Sometimes, I find myself surprised when I stumble upon an amazing post with an important lesson that seems to get over looked by Active Rain readers.
Kirstin's post below, which won a well deserved third place when in the recent kindergarten contest, is such a post. I'm really glad that it did win otherwise I would have missed it myself.
I've disabled comments here so that eveyone can take the opportunity to comment on her post.
From Nursery School to Kindergarten to Real Estate
Life is a series of contrasting experiences and few of them are simply black and white. I've been blessed with many educational opportunities that have taught me that life is a big rainbow of events that sometimes burst forward from the occasional shades of gray.
My childhood years in Sausalito, California were both charmed and challenging. My father and mother got divorced when I was five. Mom was left with three kids to raise. She decided to get her teaching credentials and went back to school. My generous and loving grandparents stepped up to became our care-givers and for awhile we enjoyed a lifestyle beyond the means provided by Mom's measly pay. Gram and Gramp had a beautiful home in Sausalito with gorgeous gardens, a swimming pool, and sweeping views of San Francisco Bay.
My view of the world expanded after Mom found her first teaching job in nearby Marin City. It's a low-income community---originally founded to house World War II shipyard workers with a more recent history of socio-economic problems---on the other side of Highway 101. It's a world apart from affluent Sausalito, although both places share the same ZIP code. Marin City is where I went to Kindergarten. I was five and my brother was three and he and my younger sister were enrolled in daycare there.
My mom had no other options. We'd moved into a rental property in Tiburon and due to the logistics and demands of her new job, we had to go to school close to where she was teaching. This was also a time when affordable daycare and early learning institutions were scarce. In fact, the Marin City daycare facility was the only one between San Francisco and the Oregon border. It had been established, in the early 1940s, by Eleanor Roosevelt for the children of the Sausalito shipyard workers.
It was a time of major adjustments for all of us. My siblings and I were the only white kids in a community that had become, essentially, a ghetto.
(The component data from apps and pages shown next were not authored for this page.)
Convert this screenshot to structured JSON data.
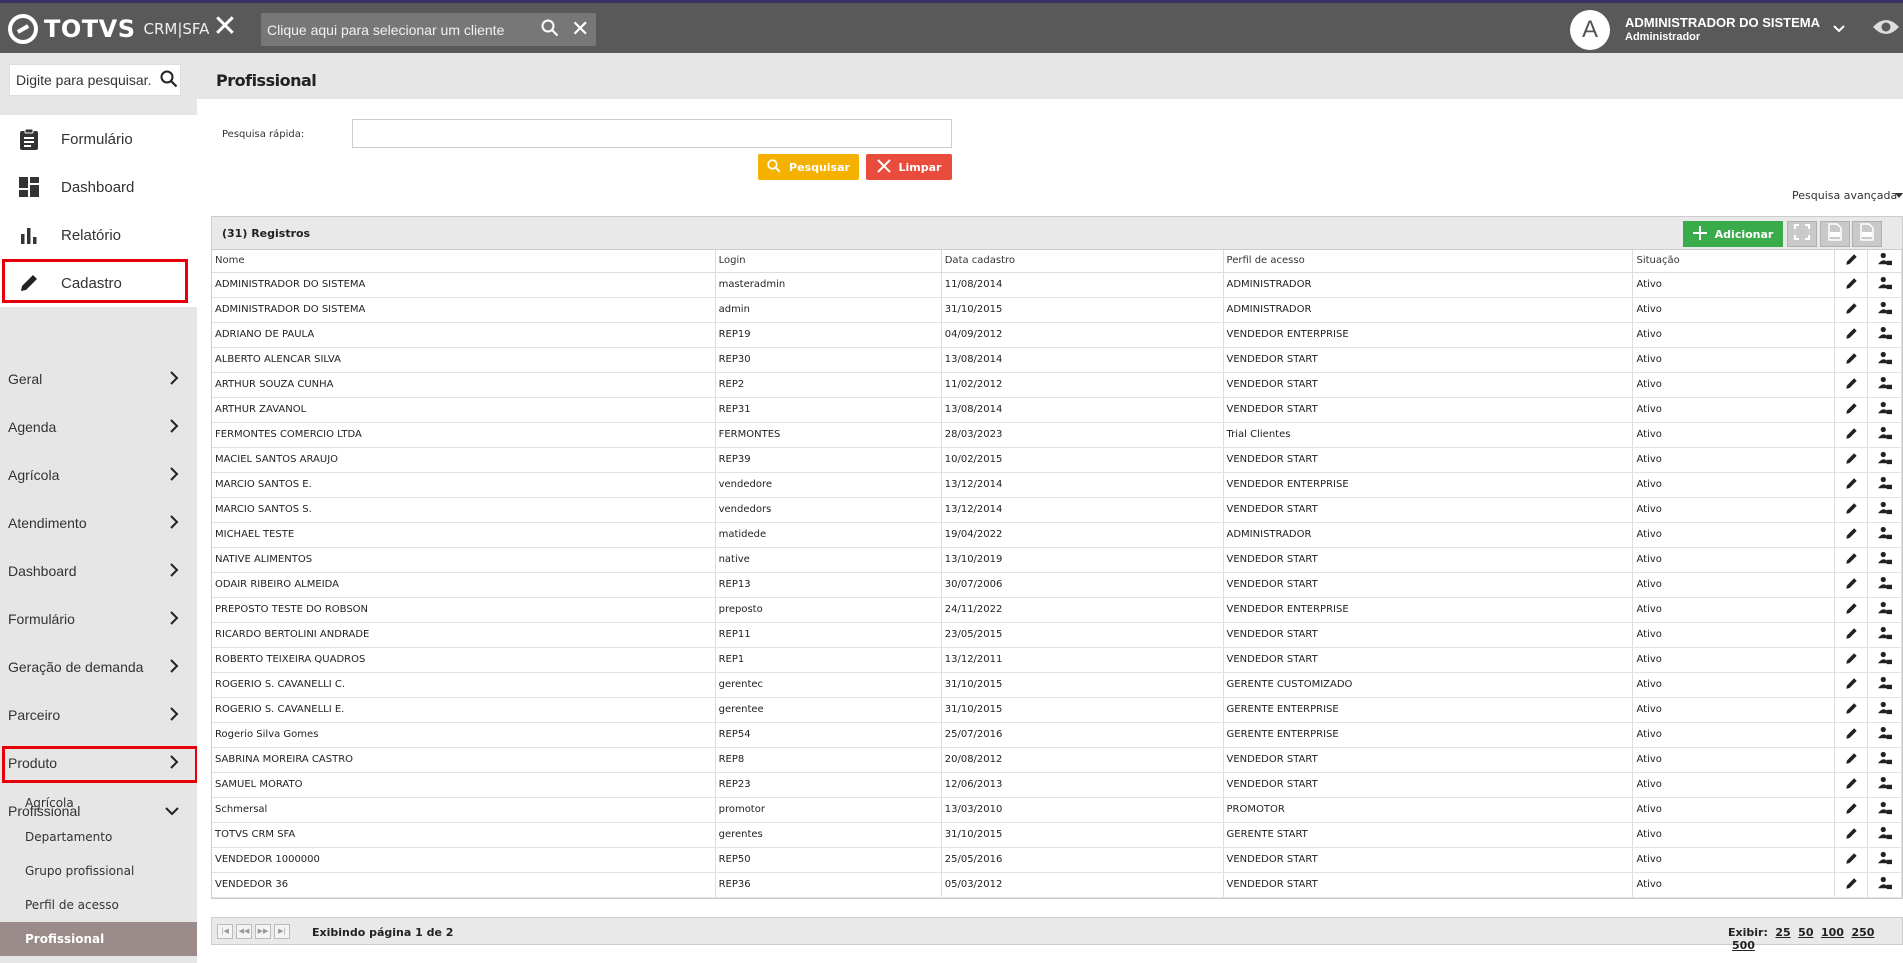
{
  "header": {
    "brand": "TOTVS",
    "brand_sub": "CRM|SFA",
    "client_search_placeholder": "Clique aqui para selecionar um cliente",
    "avatar_letter": "A",
    "user_name": "ADMINISTRADOR DO SISTEMA",
    "user_role": "Administrador"
  },
  "sidebar": {
    "search_placeholder": "Digite para pesquisar...",
    "main_items": [
      {
        "label": "Formulário",
        "icon": "clipboard-icon"
      },
      {
        "label": "Dashboard",
        "icon": "dashboard-icon"
      },
      {
        "label": "Relatório",
        "icon": "bar-chart-icon"
      },
      {
        "label": "Cadastro",
        "icon": "pencil-icon"
      }
    ],
    "sections": [
      "Geral",
      "Agenda",
      "Agrícola",
      "Atendimento",
      "Dashboard",
      "Formulário",
      "Geração de demanda",
      "Parceiro",
      "Produto",
      "Profissional"
    ],
    "sub_items": [
      "Agrícola",
      "Departamento",
      "Grupo profissional",
      "Perfil de acesso",
      "Profissional"
    ]
  },
  "page": {
    "title": "Profissional",
    "quick_search_label": "Pesquisa rápida:",
    "search_button": "Pesquisar",
    "clear_button": "Limpar",
    "advanced_search": "Pesquisa avançada"
  },
  "grid": {
    "records": "(31) Registros",
    "add_button": "Adicionar",
    "columns": [
      "Nome",
      "Login",
      "Data cadastro",
      "Perfil de acesso",
      "Situação"
    ],
    "rows": [
      [
        "ADMINISTRADOR DO SISTEMA",
        "masteradmin",
        "11/08/2014",
        "ADMINISTRADOR",
        "Ativo"
      ],
      [
        "ADMINISTRADOR DO SISTEMA",
        "admin",
        "31/10/2015",
        "ADMINISTRADOR",
        "Ativo"
      ],
      [
        "ADRIANO DE PAULA",
        "REP19",
        "04/09/2012",
        "VENDEDOR ENTERPRISE",
        "Ativo"
      ],
      [
        "ALBERTO ALENCAR SILVA",
        "REP30",
        "13/08/2014",
        "VENDEDOR START",
        "Ativo"
      ],
      [
        "ARTHUR SOUZA CUNHA",
        "REP2",
        "11/02/2012",
        "VENDEDOR START",
        "Ativo"
      ],
      [
        "ARTHUR ZAVANOL",
        "REP31",
        "13/08/2014",
        "VENDEDOR START",
        "Ativo"
      ],
      [
        "FERMONTES COMERCIO LTDA",
        "FERMONTES",
        "28/03/2023",
        "Trial Clientes",
        "Ativo"
      ],
      [
        "MACIEL SANTOS ARAUJO",
        "REP39",
        "10/02/2015",
        "VENDEDOR START",
        "Ativo"
      ],
      [
        "MARCIO SANTOS E.",
        "vendedore",
        "13/12/2014",
        "VENDEDOR ENTERPRISE",
        "Ativo"
      ],
      [
        "MARCIO SANTOS S.",
        "vendedors",
        "13/12/2014",
        "VENDEDOR START",
        "Ativo"
      ],
      [
        "MICHAEL TESTE",
        "matidede",
        "19/04/2022",
        "ADMINISTRADOR",
        "Ativo"
      ],
      [
        "NATIVE ALIMENTOS",
        "native",
        "13/10/2019",
        "VENDEDOR START",
        "Ativo"
      ],
      [
        "ODAIR RIBEIRO ALMEIDA",
        "REP13",
        "30/07/2006",
        "VENDEDOR START",
        "Ativo"
      ],
      [
        "PREPOSTO TESTE DO ROBSON",
        "preposto",
        "24/11/2022",
        "VENDEDOR ENTERPRISE",
        "Ativo"
      ],
      [
        "RICARDO BERTOLINI ANDRADE",
        "REP11",
        "23/05/2015",
        "VENDEDOR START",
        "Ativo"
      ],
      [
        "ROBERTO TEIXEIRA QUADROS",
        "REP1",
        "13/12/2011",
        "VENDEDOR START",
        "Ativo"
      ],
      [
        "ROGERIO S. CAVANELLI C.",
        "gerentec",
        "31/10/2015",
        "GERENTE CUSTOMIZADO",
        "Ativo"
      ],
      [
        "ROGERIO S. CAVANELLI E.",
        "gerentee",
        "31/10/2015",
        "GERENTE ENTERPRISE",
        "Ativo"
      ],
      [
        "Rogerio Silva Gomes",
        "REP54",
        "25/07/2016",
        "GERENTE ENTERPRISE",
        "Ativo"
      ],
      [
        "SABRINA MOREIRA CASTRO",
        "REP8",
        "20/08/2012",
        "VENDEDOR START",
        "Ativo"
      ],
      [
        "SAMUEL MORATO",
        "REP23",
        "12/06/2013",
        "VENDEDOR START",
        "Ativo"
      ],
      [
        "Schmersal",
        "promotor",
        "13/03/2010",
        "PROMOTOR",
        "Ativo"
      ],
      [
        "TOTVS CRM SFA",
        "gerentes",
        "31/10/2015",
        "GERENTE START",
        "Ativo"
      ],
      [
        "VENDEDOR 1000000",
        "REP50",
        "25/05/2016",
        "VENDEDOR START",
        "Ativo"
      ],
      [
        "VENDEDOR 36",
        "REP36",
        "05/03/2012",
        "VENDEDOR START",
        "Ativo"
      ]
    ]
  },
  "pager": {
    "info": "Exibindo página 1 de 2",
    "show_label": "Exibir:",
    "sizes": [
      "25",
      "50",
      "100",
      "250",
      "500"
    ]
  },
  "colors": {
    "topbar": "#595959",
    "accent_yellow": "#f5b100",
    "accent_red": "#e94b3c",
    "accent_green": "#3aab4a",
    "highlight_box": "#e5000a"
  }
}
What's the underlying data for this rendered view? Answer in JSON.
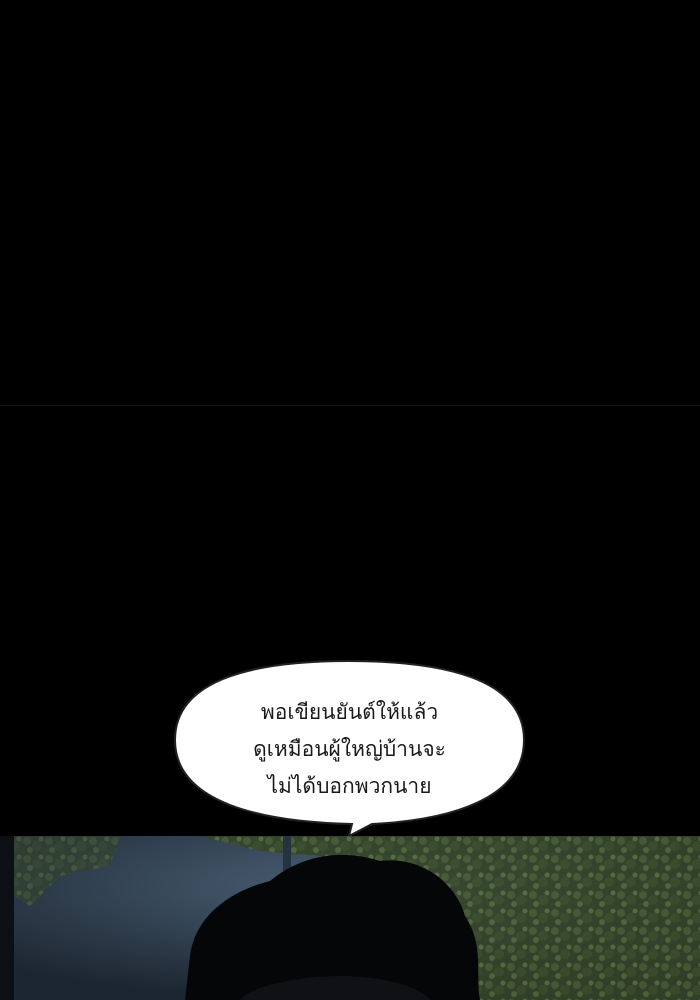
{
  "colors": {
    "background": "#000000",
    "bubble_fill": "#ffffff",
    "foliage": "#3a4a2a",
    "sky": "#2c3a48"
  },
  "dialogue": {
    "lines": [
      "พอเขียนยันต์ให้แล้ว",
      "ดูเหมือนผู้ใหญ่บ้านจะ",
      "ไม่ได้บอกพวกนาย"
    ]
  }
}
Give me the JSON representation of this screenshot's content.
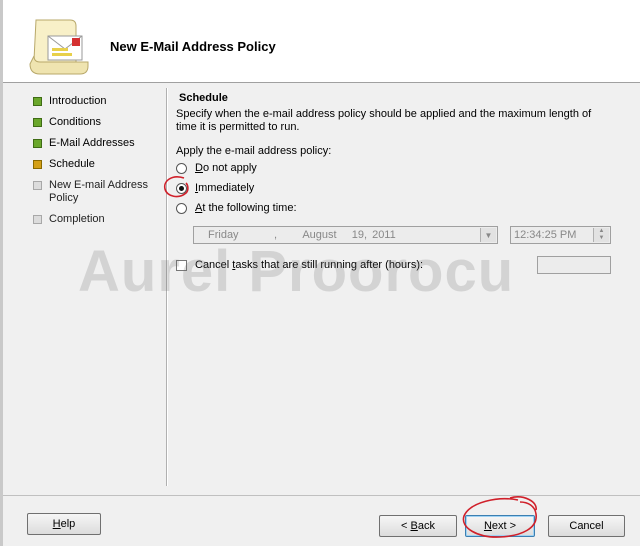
{
  "header": {
    "title": "New E-Mail Address Policy",
    "icon": "policy-scroll-icon"
  },
  "watermark": "Aurel Proorocu",
  "nav": [
    {
      "label": "Introduction",
      "state": "done"
    },
    {
      "label": "Conditions",
      "state": "done"
    },
    {
      "label": "E-Mail Addresses",
      "state": "done"
    },
    {
      "label": "Schedule",
      "state": "current"
    },
    {
      "label": "New E-mail Address Policy",
      "state": "pending"
    },
    {
      "label": "Completion",
      "state": "pending"
    }
  ],
  "schedule": {
    "title": "Schedule",
    "description": "Specify when the e-mail address policy should be applied and the maximum length of time it is permitted to run.",
    "apply_label": "Apply the e-mail address policy:",
    "options": {
      "do_not_apply": {
        "mnemonic": "D",
        "rest": "o not apply",
        "selected": false
      },
      "immediately": {
        "mnemonic": "I",
        "rest": "mmediately",
        "selected": true
      },
      "at_following_time": {
        "mnemonic": "A",
        "rest": "t the following time:",
        "selected": false
      }
    },
    "date": {
      "day": "Friday",
      "sep": ",",
      "month_day": "August   19, 2011"
    },
    "time": "12:34:25 PM",
    "cancel_tasks": {
      "pre": "Cancel ",
      "mnemonic": "t",
      "post": "asks that are still running after (hours):",
      "checked": false
    },
    "hours_value": ""
  },
  "buttons": {
    "help": {
      "mnemonic": "H",
      "rest": "elp"
    },
    "back": {
      "pre": "< ",
      "mnemonic": "B",
      "rest": "ack"
    },
    "next": {
      "mnemonic": "N",
      "rest": "ext >"
    },
    "cancel": "Cancel"
  },
  "colors": {
    "done": "#6aa72b",
    "current": "#d4a017",
    "annotation": "#d0202a"
  }
}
Desipte our different backgrounds and skin tones, I soon learned that my classmates and I had a lot in common. We all missed our Moms, every one of us loved using crayons the colors of a rainbow, and we all played together on the same playground on the dreariest of gray winter days.
What I learned in Kindergarten has greatly helped me in real estate. In this business, I've always felt that one of the keys to doing well is having the ability to work with a diverse clientele. It's an acquired ability that comes from exposure to different cultures and lifestyles.
Kindergarten, a German word, literally means "child's garden." My Kindergarten experience in Marin City provided me with the fertile ground I needed to grow into an agent who believes she shares a lot in common with anybody she meets.
Want to know about real estate in Sonoma, Glen Ellen, Kenwood, Petaluma, Santa Rosa, Sebastopol, or Healdsburg? Call, text, or email me. I promise the straight talk you want and need.
707.337.1182 | Kirsten@KirstenLindquist.com | SonomaIsHome.com
Pacific Union International & Christie's Great Estates
109 East Napa Street | Sonoma, CA 95476
CA DRE #01313592